(Dataset rows for apps and sites)
━━━━━━━━━━━━━━━━

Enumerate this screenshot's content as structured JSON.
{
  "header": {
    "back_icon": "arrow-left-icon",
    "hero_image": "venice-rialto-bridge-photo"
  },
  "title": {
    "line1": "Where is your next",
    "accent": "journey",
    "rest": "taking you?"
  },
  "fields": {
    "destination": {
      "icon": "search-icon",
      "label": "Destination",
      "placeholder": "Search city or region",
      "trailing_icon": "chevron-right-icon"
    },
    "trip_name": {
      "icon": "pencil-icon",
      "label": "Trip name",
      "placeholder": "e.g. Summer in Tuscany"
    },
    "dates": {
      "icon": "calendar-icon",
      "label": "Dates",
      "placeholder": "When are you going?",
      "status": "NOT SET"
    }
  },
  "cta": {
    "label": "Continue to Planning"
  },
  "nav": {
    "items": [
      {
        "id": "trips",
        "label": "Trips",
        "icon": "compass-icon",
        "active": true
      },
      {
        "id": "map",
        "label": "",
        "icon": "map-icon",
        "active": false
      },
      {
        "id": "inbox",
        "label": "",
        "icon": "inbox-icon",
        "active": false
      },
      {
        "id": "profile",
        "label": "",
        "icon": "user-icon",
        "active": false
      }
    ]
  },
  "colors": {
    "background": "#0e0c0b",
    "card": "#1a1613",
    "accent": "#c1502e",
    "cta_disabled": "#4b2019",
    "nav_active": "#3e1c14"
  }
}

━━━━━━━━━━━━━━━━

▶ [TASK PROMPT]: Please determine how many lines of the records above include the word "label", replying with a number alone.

▶ [RESPONSE BOX]: 8